— Task brief —
Extract each line of the data below exactly as written.

Data to process section start

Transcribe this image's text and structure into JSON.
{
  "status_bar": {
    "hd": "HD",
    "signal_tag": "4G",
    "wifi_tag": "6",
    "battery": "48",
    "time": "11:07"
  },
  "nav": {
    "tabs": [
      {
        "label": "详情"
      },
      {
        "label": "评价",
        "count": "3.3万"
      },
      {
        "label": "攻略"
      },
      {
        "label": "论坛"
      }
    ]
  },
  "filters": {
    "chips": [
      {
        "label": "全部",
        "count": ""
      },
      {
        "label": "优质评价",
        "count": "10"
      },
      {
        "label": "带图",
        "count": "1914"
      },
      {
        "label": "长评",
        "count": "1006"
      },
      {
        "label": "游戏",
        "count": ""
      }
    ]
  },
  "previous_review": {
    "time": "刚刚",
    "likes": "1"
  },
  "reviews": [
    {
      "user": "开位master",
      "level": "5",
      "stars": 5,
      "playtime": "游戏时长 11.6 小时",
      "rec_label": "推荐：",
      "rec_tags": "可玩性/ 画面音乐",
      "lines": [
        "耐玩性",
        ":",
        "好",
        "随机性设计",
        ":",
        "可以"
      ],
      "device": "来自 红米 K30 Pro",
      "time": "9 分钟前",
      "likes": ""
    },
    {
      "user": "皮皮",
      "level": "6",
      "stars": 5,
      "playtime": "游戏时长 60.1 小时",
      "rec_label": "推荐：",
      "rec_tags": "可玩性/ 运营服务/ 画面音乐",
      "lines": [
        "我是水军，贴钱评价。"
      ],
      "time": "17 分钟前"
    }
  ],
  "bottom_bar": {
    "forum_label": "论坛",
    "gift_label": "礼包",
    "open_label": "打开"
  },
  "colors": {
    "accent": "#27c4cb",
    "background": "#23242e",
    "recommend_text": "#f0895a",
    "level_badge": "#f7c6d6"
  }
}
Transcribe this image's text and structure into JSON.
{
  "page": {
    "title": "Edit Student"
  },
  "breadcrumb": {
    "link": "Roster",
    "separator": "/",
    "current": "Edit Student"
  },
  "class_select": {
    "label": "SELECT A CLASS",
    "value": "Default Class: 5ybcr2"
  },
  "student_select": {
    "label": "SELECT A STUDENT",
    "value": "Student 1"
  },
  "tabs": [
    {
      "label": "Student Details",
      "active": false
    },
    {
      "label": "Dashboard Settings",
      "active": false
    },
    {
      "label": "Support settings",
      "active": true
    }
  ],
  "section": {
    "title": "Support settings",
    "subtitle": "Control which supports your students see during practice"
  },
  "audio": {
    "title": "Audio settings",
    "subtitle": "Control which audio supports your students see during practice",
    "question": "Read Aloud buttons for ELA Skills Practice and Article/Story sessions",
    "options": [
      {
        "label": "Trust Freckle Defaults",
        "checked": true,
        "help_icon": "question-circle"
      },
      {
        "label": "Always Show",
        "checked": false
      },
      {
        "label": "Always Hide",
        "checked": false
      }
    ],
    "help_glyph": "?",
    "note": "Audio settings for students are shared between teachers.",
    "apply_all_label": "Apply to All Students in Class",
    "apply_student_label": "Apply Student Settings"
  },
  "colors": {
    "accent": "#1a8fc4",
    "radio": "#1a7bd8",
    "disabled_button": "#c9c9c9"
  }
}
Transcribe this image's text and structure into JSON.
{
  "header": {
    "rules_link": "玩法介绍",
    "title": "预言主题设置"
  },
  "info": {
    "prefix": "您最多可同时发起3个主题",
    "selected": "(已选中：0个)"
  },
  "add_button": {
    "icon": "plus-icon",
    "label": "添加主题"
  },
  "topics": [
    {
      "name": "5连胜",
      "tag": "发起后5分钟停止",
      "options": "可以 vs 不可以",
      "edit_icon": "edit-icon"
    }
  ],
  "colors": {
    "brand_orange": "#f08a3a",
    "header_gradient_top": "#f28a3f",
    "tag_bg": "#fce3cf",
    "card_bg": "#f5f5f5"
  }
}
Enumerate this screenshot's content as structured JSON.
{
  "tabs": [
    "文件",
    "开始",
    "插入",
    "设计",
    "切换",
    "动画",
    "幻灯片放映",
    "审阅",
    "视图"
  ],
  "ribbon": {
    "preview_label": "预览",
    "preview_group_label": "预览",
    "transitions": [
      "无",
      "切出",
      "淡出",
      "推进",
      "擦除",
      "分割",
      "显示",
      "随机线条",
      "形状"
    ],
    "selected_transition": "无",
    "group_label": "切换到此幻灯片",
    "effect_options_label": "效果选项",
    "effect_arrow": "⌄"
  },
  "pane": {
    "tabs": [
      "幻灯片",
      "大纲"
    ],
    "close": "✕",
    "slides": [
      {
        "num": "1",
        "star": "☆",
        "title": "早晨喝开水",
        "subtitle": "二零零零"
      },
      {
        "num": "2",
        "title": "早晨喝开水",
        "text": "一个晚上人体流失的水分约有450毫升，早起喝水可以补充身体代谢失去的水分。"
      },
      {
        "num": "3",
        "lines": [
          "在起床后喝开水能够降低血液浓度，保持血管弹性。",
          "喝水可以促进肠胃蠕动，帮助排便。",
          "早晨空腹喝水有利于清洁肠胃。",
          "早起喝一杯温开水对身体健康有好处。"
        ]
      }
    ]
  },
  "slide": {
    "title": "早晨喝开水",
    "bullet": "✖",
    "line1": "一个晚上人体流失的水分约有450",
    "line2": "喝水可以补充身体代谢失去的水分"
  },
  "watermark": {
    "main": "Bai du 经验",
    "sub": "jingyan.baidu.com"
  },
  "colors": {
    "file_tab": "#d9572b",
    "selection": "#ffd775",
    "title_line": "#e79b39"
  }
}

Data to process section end

— Solution for this exercise —
Transcribe this image's text and structure into JSON.
{
  "status_bar": {
    "hd": "HD",
    "signal_tag": "4G",
    "wifi_tag": "6",
    "battery": "48",
    "time": "11:07"
  },
  "nav": {
    "tabs": [
      {
        "label": "详情"
      },
      {
        "label": "评价",
        "count": "3.3万"
      },
      {
        "label": "攻略"
      },
      {
        "label": "论坛"
      }
    ]
  },
  "filters": {
    "chips": [
      {
        "label": "全部",
        "count": ""
      },
      {
        "label": "优质评价",
        "count": "10"
      },
      {
        "label": "带图",
        "count": "1914"
      },
      {
        "label": "长评",
        "count": "1006"
      },
      {
        "label": "游戏",
        "count": ""
      }
    ]
  },
  "previous_review": {
    "time": "刚刚",
    "likes": "1"
  },
  "reviews": [
    {
      "user": "开位master",
      "level": "5",
      "stars": 5,
      "playtime": "游戏时长 11.6 小时",
      "rec_label": "推荐：",
      "rec_tags": "可玩性/ 画面音乐",
      "lines": [
        "耐玩性",
        ":",
        "好",
        "随机性设计",
        ":",
        "可以"
      ],
      "device": "来自 红米 K30 Pro",
      "time": "9 分钟前",
      "likes": ""
    },
    {
      "user": "皮皮",
      "level": "6",
      "stars": 5,
      "playtime": "游戏时长 60.1 小时",
      "rec_label": "推荐：",
      "rec_tags": "可玩性/ 运营服务/ 画面音乐",
      "lines": [
        "我是水军，贴钱评价。"
      ],
      "time": "17 分钟前"
    }
  ],
  "bottom_bar": {
    "forum_label": "论坛",
    "gift_label": "礼包",
    "open_label": "打开"
  },
  "colors": {
    "accent": "#27c4cb",
    "background": "#23242e",
    "recommend_text": "#f0895a",
    "level_badge": "#f7c6d6"
  }
}
Transcribe this image's text and structure into JSON.
{
  "page": {
    "title": "Edit Student"
  },
  "breadcrumb": {
    "link": "Roster",
    "separator": "/",
    "current": "Edit Student"
  },
  "class_select": {
    "label": "SELECT A CLASS",
    "value": "Default Class: 5ybcr2"
  },
  "student_select": {
    "label": "SELECT A STUDENT",
    "value": "Student 1"
  },
  "tabs": [
    {
      "label": "Student Details",
      "active": false
    },
    {
      "label": "Dashboard Settings",
      "active": false
    },
    {
      "label": "Support settings",
      "active": true
    }
  ],
  "section": {
    "title": "Support settings",
    "subtitle": "Control which supports your students see during practice"
  },
  "audio": {
    "title": "Audio settings",
    "subtitle": "Control which audio supports your students see during practice",
    "question": "Read Aloud buttons for ELA Skills Practice and Article/Story sessions",
    "options": [
      {
        "label": "Trust Freckle Defaults",
        "checked": true,
        "help_icon": "question-circle"
      },
      {
        "label": "Always Show",
        "checked": false
      },
      {
        "label": "Always Hide",
        "checked": false
      }
    ],
    "help_glyph": "?",
    "note": "Audio settings for students are shared between teachers.",
    "apply_all_label": "Apply to All Students in Class",
    "apply_student_label": "Apply Student Settings"
  },
  "colors": {
    "accent": "#1a8fc4",
    "radio": "#1a7bd8",
    "disabled_button": "#c9c9c9"
  }
}
Transcribe this image's text and structure into JSON.
{
  "header": {
    "rules_link": "玩法介绍",
    "title": "预言主题设置"
  },
  "info": {
    "prefix": "您最多可同时发起3个主题",
    "selected": "(已选中：0个)"
  },
  "add_button": {
    "icon": "plus-icon",
    "label": "添加主题"
  },
  "topics": [
    {
      "name": "5连胜",
      "tag": "发起后5分钟停止",
      "options": "可以 vs 不可以",
      "edit_icon": "edit-icon"
    }
  ],
  "colors": {
    "brand_orange": "#f08a3a",
    "header_gradient_top": "#f28a3f",
    "tag_bg": "#fce3cf",
    "card_bg": "#f5f5f5"
  }
}
Enumerate this screenshot's content as structured JSON.
{
  "tabs": [
    "文件",
    "开始",
    "插入",
    "设计",
    "切换",
    "动画",
    "幻灯片放映",
    "审阅",
    "视图"
  ],
  "ribbon": {
    "preview_label": "预览",
    "preview_group_label": "预览",
    "transitions": [
      "无",
      "切出",
      "淡出",
      "推进",
      "擦除",
      "分割",
      "显示",
      "随机线条",
      "形状"
    ],
    "selected_transition": "无",
    "group_label": "切换到此幻灯片",
    "effect_options_label": "效果选项",
    "effect_arrow": "⌄"
  },
  "pane": {
    "tabs": [
      "幻灯片",
      "大纲"
    ],
    "close": "✕",
    "slides": [
      {
        "num": "1",
        "star": "☆",
        "title": "早晨喝开水",
        "subtitle": "二零零零"
      },
      {
        "num": "2",
        "title": "早晨喝开水",
        "text": "一个晚上人体流失的水分约有450毫升，早起喝水可以补充身体代谢失去的水分。"
      },
      {
        "num": "3",
        "lines": [
          "在起床后喝开水能够降低血液浓度，保持血管弹性。",
          "喝水可以促进肠胃蠕动，帮助排便。",
          "早晨空腹喝水有利于清洁肠胃。",
          "早起喝一杯温开水对身体健康有好处。"
        ]
      }
    ]
  },
  "slide": {
    "title": "早晨喝开水",
    "bullet": "✖",
    "line1": "一个晚上人体流失的水分约有450",
    "line2": "喝水可以补充身体代谢失去的水分"
  },
  "watermark": {
    "main": "Bai du 经验",
    "sub": "jingyan.baidu.com"
  },
  "colors": {
    "file_tab": "#d9572b",
    "selection": "#ffd775",
    "title_line": "#e79b39"
  }
}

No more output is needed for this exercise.